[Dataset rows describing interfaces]
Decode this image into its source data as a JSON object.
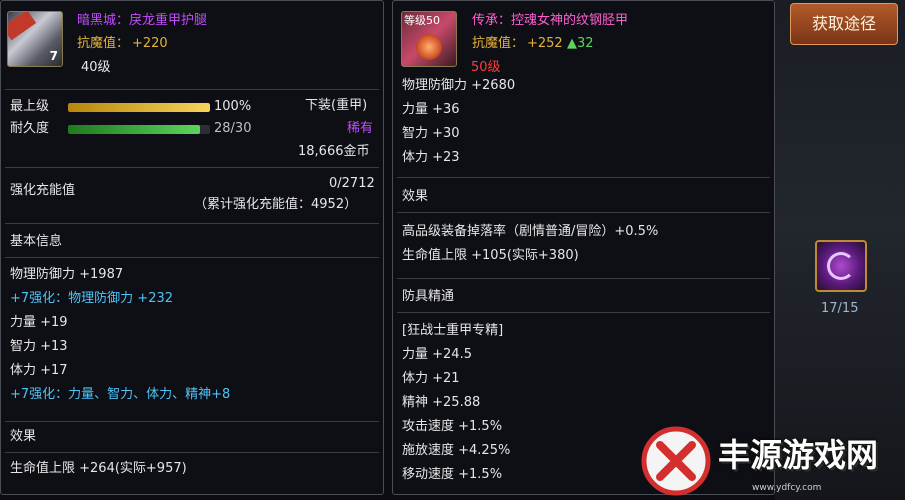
{
  "left_item": {
    "badge": "7",
    "name": "暗黑城：戾龙重甲护腿",
    "resist_label": "抗魔值：",
    "resist_value": "+220",
    "level": "40级",
    "stats": {
      "max_level_label": "最上级",
      "max_level_value": "100%",
      "max_level_fill": 1.0,
      "durability_label": "耐久度",
      "durability_value": "28/30",
      "durability_fill": 0.933,
      "slot": "下装(重甲)",
      "rarity": "稀有",
      "price": "18,666金币"
    },
    "reinforce": {
      "label": "强化充能值",
      "value": "0/2712",
      "cumulative": "（累计强化充能值：4952）"
    },
    "basic_title": "基本信息",
    "basic_lines": [
      {
        "text": "物理防御力 +1987",
        "color": "#e6e6e6"
      },
      {
        "text": "+7强化：物理防御力 +232",
        "color": "#4fc3f7"
      },
      {
        "text": "力量 +19",
        "color": "#e6e6e6"
      },
      {
        "text": "智力 +13",
        "color": "#e6e6e6"
      },
      {
        "text": "体力 +17",
        "color": "#e6e6e6"
      },
      {
        "text": "+7强化：力量、智力、体力、精神+8",
        "color": "#4fc3f7"
      }
    ],
    "effect_title": "效果",
    "effect_lines": [
      "生命值上限 +264(实际+957)"
    ]
  },
  "right_item": {
    "badge": "等级50",
    "name": "传承：控魂女神的纹钢胫甲",
    "resist_label": "抗魔值：",
    "resist_value": "+252",
    "resist_delta": "▲32",
    "level": "50级",
    "stats_lines": [
      "物理防御力 +2680",
      "力量 +36",
      "智力 +30",
      "体力 +23"
    ],
    "effect_title": "效果",
    "effect_lines": [
      "高品级装备掉落率（剧情普通/冒险）+0.5%",
      "生命值上限 +105(实际+380)"
    ],
    "mastery_title": "防具精通",
    "mastery_lines": [
      "[狂战士重甲专精]",
      "力量 +24.5",
      "体力 +21",
      "精神 +25.88",
      "攻击速度 +1.5%",
      "施放速度 +4.25%",
      "移动速度 +1.5%"
    ]
  },
  "side": {
    "source_button": "获取途径",
    "skill_count": "17/15",
    "watermark_text": "丰源游戏网",
    "watermark_url": "www.ydfcy.com"
  },
  "colors": {
    "gold": "#e3b33c",
    "purple": "#c24bff",
    "magenta": "#ff5fd2",
    "red": "#ff3b3b",
    "green": "#5cd35c",
    "cyan": "#4fc3f7",
    "section": "#c9b98a"
  }
}
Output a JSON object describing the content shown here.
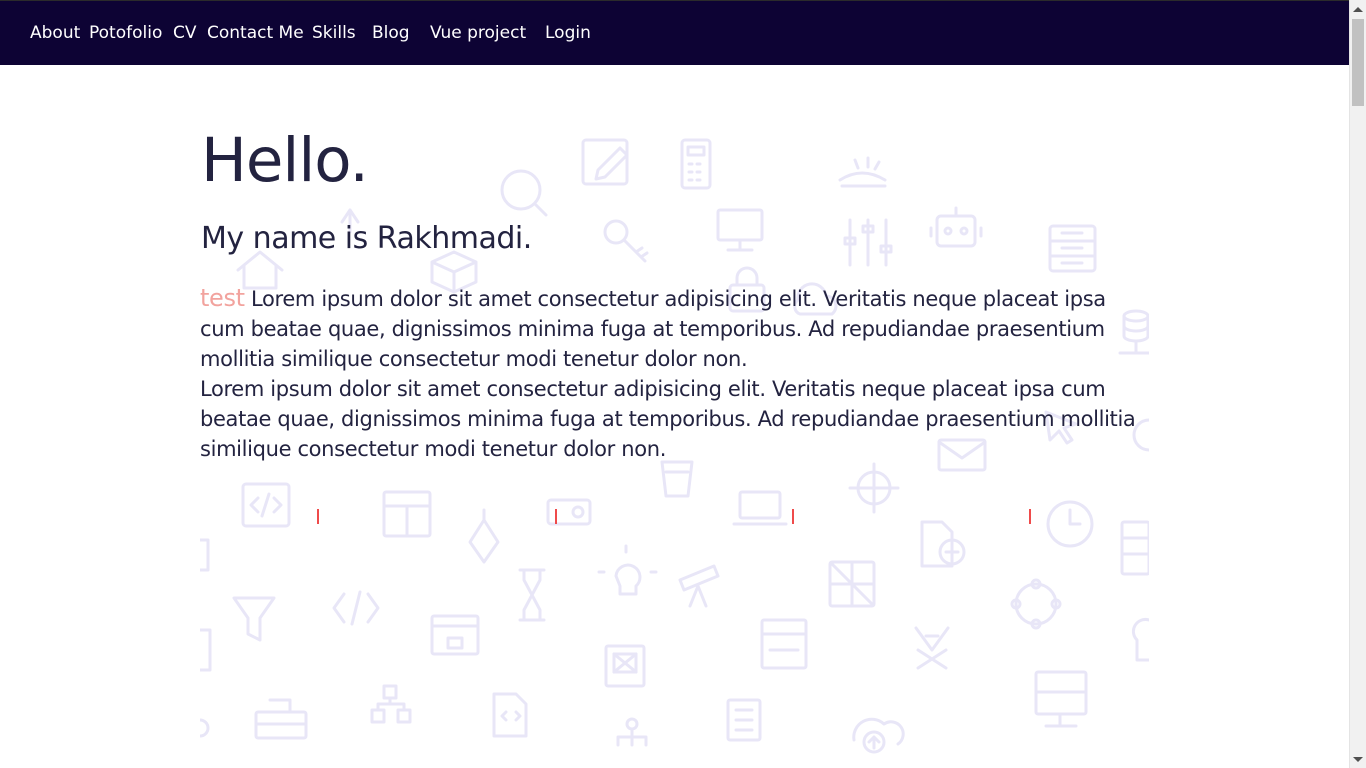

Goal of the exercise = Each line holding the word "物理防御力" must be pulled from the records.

Solution to this task =
        "text": "物理防御力 +1987",
        "text": "+7强化：物理防御力 +232",
      "物理防御力 +2680",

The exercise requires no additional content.